A Tribe is Burnt to the Ground: Reading The Legend of the Thousand Bulls as an Advocacy of Cultural IntegrityNuran Buket Cengiz

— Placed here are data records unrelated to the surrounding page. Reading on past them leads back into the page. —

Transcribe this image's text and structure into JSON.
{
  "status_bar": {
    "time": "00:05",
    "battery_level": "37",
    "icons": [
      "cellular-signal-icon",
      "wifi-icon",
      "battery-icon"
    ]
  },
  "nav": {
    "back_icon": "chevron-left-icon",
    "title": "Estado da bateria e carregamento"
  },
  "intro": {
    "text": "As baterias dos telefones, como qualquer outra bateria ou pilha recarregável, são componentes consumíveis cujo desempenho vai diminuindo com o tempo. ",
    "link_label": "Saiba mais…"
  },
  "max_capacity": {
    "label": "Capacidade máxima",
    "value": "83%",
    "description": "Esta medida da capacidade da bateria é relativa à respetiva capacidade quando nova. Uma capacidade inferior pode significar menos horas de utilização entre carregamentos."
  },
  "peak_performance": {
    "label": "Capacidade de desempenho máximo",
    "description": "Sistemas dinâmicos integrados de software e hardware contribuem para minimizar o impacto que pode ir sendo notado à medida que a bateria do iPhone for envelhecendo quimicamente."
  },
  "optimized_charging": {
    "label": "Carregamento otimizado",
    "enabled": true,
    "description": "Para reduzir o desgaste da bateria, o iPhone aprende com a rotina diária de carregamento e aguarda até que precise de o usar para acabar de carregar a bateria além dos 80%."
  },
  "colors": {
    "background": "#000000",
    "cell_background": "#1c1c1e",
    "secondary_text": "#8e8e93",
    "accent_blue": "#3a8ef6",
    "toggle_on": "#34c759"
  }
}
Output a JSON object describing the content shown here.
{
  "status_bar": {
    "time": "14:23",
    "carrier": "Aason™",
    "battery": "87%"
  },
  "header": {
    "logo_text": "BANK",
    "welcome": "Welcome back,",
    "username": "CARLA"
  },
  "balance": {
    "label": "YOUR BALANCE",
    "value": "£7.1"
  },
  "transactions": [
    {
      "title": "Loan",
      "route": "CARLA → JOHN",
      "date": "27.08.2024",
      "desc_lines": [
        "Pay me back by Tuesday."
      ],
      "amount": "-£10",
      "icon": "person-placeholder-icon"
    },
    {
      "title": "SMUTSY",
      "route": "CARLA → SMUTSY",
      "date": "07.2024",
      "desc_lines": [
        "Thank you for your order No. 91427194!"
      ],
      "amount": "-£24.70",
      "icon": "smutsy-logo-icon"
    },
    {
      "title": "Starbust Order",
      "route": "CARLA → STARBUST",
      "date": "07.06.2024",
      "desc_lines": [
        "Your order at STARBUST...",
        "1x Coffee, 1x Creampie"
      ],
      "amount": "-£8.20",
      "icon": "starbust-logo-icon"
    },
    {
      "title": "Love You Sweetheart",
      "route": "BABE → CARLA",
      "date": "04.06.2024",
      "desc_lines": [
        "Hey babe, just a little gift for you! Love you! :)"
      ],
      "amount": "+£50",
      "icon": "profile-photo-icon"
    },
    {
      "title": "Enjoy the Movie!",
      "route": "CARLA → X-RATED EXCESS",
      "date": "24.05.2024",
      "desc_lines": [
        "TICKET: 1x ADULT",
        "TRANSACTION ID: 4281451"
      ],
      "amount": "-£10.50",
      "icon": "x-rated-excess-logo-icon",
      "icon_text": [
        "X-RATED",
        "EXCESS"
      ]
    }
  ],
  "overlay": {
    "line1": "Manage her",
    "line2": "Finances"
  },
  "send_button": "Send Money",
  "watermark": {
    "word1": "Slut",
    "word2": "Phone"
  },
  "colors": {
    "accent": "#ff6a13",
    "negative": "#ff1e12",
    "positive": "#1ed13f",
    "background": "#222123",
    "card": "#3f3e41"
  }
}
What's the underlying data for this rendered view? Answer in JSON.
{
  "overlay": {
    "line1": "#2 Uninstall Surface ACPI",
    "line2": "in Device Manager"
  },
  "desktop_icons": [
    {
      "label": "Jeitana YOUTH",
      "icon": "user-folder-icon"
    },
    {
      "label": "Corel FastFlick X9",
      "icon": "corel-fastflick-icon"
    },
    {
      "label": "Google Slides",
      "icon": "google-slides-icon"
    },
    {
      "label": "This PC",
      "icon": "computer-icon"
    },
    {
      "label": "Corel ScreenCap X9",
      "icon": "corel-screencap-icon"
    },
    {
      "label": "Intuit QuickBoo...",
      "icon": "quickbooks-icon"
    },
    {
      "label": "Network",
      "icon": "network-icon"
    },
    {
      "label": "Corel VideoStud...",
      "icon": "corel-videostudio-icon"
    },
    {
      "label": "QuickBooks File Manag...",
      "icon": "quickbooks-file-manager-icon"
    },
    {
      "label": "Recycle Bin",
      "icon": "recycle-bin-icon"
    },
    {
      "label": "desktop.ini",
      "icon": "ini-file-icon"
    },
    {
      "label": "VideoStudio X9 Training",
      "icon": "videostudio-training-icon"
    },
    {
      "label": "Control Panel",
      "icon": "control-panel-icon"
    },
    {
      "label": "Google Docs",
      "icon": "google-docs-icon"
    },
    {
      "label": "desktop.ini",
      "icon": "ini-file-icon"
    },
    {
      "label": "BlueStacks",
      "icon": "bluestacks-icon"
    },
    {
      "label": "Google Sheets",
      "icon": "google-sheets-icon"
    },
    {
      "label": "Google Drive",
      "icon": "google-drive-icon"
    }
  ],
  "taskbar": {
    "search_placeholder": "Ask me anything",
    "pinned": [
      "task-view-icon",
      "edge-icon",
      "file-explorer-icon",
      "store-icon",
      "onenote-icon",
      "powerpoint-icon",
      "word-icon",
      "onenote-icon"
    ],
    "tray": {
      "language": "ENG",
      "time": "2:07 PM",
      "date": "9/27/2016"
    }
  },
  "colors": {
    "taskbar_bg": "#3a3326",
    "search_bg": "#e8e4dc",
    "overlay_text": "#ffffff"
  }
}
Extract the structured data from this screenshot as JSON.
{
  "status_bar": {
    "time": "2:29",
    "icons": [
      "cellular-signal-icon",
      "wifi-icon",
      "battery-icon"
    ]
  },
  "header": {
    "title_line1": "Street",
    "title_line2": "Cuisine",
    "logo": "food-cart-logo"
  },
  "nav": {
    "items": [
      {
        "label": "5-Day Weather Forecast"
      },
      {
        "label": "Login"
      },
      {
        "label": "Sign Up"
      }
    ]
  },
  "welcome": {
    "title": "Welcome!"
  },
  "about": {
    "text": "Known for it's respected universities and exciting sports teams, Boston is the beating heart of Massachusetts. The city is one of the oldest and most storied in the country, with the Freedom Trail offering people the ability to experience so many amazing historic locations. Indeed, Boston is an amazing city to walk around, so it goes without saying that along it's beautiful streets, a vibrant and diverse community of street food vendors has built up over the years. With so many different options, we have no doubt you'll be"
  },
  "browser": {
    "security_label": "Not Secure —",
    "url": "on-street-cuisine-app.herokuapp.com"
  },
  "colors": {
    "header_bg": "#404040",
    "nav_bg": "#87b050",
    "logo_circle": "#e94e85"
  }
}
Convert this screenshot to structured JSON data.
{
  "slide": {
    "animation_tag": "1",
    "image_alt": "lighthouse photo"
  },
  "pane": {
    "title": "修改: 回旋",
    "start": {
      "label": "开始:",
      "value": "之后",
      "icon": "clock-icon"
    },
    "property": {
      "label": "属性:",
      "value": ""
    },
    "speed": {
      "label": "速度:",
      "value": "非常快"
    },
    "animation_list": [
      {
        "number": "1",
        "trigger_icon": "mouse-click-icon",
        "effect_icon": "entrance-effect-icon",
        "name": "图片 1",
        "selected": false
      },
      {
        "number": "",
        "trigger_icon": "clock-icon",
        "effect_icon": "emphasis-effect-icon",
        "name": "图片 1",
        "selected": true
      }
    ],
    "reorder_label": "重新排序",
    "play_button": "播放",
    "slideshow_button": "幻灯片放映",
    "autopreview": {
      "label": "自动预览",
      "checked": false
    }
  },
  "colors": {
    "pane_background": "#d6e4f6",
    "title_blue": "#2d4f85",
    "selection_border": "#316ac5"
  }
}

The nomads (yörüks) of Anatolia were forced to sedentarisation both during the Ottoman and the Turkish Republican eras. In today’s Anatolia, only approximately one hundred families are left who maintain their nomadic way of life: the Sarıkeçili Yörüks whose inclusion in UNESCO’s List of Intangible Cultural Heritage in Need of Urgent Safeguarding is pending. In The Legend of the Thousand Bulls [Binboğalar Efsanesi] (1971), Yaşar Kemal tells, with genuine pathos, the story of the Karaçullu, a sixty-tent pastoralist clan living in the Middle Taurus area of Southern Anatolia. Kemal depicts the Karaçullu as one of the last surviving nomadic groups of the Turkish Republic in the early 1950s and follows their quest, from one spring to the next, to find a permanent pasture upon losing their hopes of the possibility of continuing a nomadic way of life. He demonstrates the correlation between sedentarisation and the tribe’s disintegration over two axes. The first is the process from one stage of capitalism to the other as regards the ending of the nomadic way of life. The second axis is cultural integrity. Yaşar Kemal constructs the story of the tribe over the very intertwinement of the fight for existence and the fight for cultural integrity laying emphasis on the inextricable link between them. Analysing Yaşar Kemal’s emphasis on this link through the representations of nomadism in his novel as well as the connections he makes with historical events that led to the disappearance of the nomadic culture in Anatolia, I hope to contribute to cultural studies related with anthropological research on nomadism and create awareness about the situation of the last nomads of Anatolia.